Warby Parker Ad

Make Your Difference Memorable

Your difference should be distilled down into a statement that our audience remembers, cementing the position you’ll want to occupy in their mind. This statement acts as an anchor or mental note, so they can quickly recall your brand and immediately relate it to the difference you offer.

Do not get confused though that being different is about distinctiveness. Being distinct is a tactical way of making your difference memorable. Basically, it’s your branding standing out from the competition.

Making your brand distinct does NOT mean it’s different from the competition. It’s more about your brand obtaining a unique look and feel and not being mistaken with competitors.

Abacus Business Solutions is a great example of making a difference memorable and using distinctiveness as a tactic of standing out from the competition.

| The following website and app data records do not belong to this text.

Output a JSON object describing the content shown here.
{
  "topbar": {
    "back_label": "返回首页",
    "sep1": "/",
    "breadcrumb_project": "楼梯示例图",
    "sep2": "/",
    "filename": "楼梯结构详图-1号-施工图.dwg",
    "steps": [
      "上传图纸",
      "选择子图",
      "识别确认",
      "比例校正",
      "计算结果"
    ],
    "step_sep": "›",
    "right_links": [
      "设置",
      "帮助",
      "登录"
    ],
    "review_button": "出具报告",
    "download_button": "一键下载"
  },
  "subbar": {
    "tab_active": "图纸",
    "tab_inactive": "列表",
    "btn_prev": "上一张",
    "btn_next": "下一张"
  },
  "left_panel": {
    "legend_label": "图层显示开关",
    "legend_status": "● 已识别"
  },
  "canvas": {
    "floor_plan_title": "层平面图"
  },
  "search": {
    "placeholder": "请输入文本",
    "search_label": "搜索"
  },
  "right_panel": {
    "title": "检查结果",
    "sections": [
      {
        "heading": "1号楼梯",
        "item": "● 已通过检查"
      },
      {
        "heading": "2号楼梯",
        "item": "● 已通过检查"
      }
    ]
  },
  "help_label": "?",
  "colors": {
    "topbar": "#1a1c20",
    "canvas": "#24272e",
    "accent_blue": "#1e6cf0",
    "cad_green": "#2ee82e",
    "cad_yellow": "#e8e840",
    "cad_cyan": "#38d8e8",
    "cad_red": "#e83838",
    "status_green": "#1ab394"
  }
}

Their difference: Abacus Business Solutions is an accounting firm brand that provides commercial builders freedom of wealth with their profitability accounting method.

In the market of accounting, Abacus chose to position themselves by niching their audience to commercial builders and create an accounting method that’s exclusively all their own, thus making them an ‘only’ in their category and being different.

28Lions made their brand imagery connect with their target audience—to identify with the commercial builders in what they value most. This also connects with Abacus’ core values and purpose.

Abacus Business Solutions - Ad Campaign Standing Out From The Competition

The Takeaway

Company brands get ahead of their competitors when they have a differentiation and a strategy to execute it. Creating one that defines your ‘why’, analyzes the competition, narrates a story around your audience, and makes it distinctly memorable will position yourself with purpose in your prospects’ minds as they consider your brand over another.

Work with us to put your business on the path of success by creating a radical difference that matters, standing you out from the competition.

Nicole Andrew

Nicole Andrew is a 20 year brand designer, Level-C certified brand strategist, educator, and co-owner of 28Lions, a branding & marketing consultancy agency.